  1. I am inspired because with the build detail available, i can leave the role of designer/documenter which I am doing currently for the build detail.
  2. The effort is based on 'everyone starts on the factory floor'. Reason is that Design-builders-entrepreneurs need to know how to build, otherwise they produce shit design like most of the world does.
  3. The effort is

The above seems to address the intensity learnings from the last Apprenticeship, where information overload was complete for the participants. In the above scenario, we divide the issue into separate builder-designer-ecologist tracks.

I could envision that builders will want to join the designer/ecologist tracks, but I think the answer there is simply to charge them for the apprenticeship time, so that it's fair to the people who pay.

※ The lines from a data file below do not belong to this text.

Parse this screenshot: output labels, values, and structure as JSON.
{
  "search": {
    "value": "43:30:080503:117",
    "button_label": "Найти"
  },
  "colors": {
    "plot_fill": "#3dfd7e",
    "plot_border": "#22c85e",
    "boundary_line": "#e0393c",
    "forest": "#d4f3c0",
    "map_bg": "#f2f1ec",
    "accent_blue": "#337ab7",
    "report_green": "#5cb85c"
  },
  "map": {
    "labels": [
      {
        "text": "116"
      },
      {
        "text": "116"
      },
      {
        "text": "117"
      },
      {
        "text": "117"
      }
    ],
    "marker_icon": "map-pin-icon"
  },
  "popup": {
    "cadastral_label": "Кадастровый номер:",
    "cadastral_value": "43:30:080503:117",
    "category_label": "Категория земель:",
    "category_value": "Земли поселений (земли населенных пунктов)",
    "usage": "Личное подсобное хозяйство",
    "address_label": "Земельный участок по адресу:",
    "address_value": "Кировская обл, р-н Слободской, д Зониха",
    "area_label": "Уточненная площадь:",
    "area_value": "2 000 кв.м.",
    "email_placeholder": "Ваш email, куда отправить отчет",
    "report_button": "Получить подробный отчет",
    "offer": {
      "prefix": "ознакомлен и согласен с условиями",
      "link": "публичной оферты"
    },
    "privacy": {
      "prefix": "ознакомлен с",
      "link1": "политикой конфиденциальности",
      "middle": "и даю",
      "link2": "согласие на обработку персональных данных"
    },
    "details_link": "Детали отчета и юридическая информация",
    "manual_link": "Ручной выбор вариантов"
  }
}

Do you think the above would work? Does this address the sequencing, regarding supreme focus on house build+sale cycles? Regarding risk of frustrating the build and money proof. You mentioned spending time teaching rather than getting performance from the people. It seems we have a workable solution:

  1. Program makes no compromise on finishing the house, but only adds effort to it via the apprenticeship tracks (apprentices still have to have an interest and ability to build, that is part of admission)
  2. Is my time taken away for teaching? I think if we do the 4x10 schedule for the build track, we are all good. Can I do it? I think so, I work all day already. The real question is if I lose house-building focus because I'm teaching? I don't think so - I can teach in my sleep. For teaching build skill - we have skilled people that our students learn from. For class time, we have tons of materials already available - the question is more the quality of the students who would have to have higher bandwidth to actually learn. And i plan on selecting only people who I think would be capable of rapid learning for those tracks. If they aren't capable, they are just builders, and can take longer to learn. I really think the success will be at the point of recruting, and if I don't think there are good candidates for the apprenticeship, we simply don't take them. I think we need to select for the quality of people for potential succession. Ideally the candidates are so good that it's a joy to teach, as people are not overloaded but asking for more tasty morsels.

Thanks for listening here - let me know what clarity I still need here.